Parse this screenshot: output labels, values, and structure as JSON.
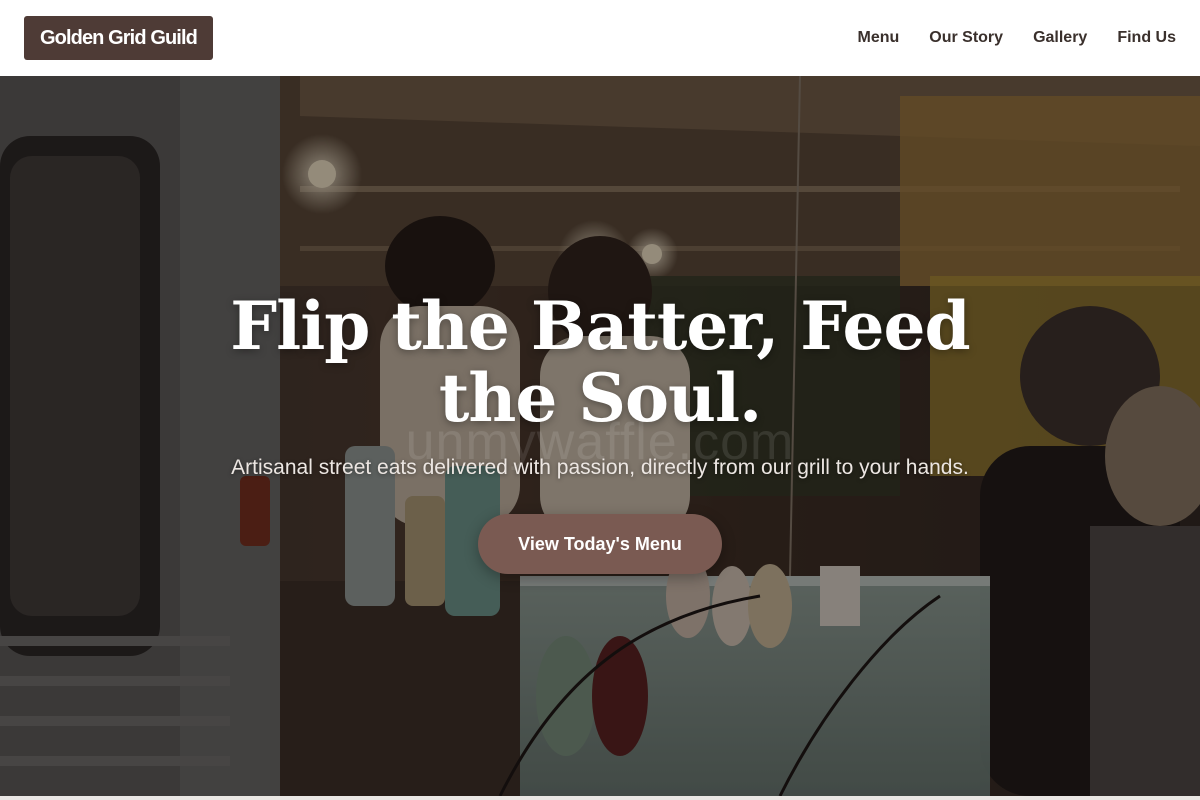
{
  "brand": {
    "name": "Golden Grid Guild"
  },
  "nav": {
    "items": [
      {
        "label": "Menu"
      },
      {
        "label": "Our Story"
      },
      {
        "label": "Gallery"
      },
      {
        "label": "Find Us"
      }
    ]
  },
  "hero": {
    "title": "Flip the Batter, Feed the Soul.",
    "subtitle": "Artisanal street eats delivered with passion, directly from our grill to your hands.",
    "cta_label": "View Today's Menu",
    "watermark": "unmywaffle.com",
    "image_description_icon": "food-truck-photo"
  },
  "colors": {
    "brand_bg": "#4e3b36",
    "cta_bg": "#7a5a52",
    "nav_text": "#3a302c"
  }
}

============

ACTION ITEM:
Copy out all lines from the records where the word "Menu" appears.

SOLUTION BELOW:
        "label": "Menu"
    "cta_label": "View Today's Menu",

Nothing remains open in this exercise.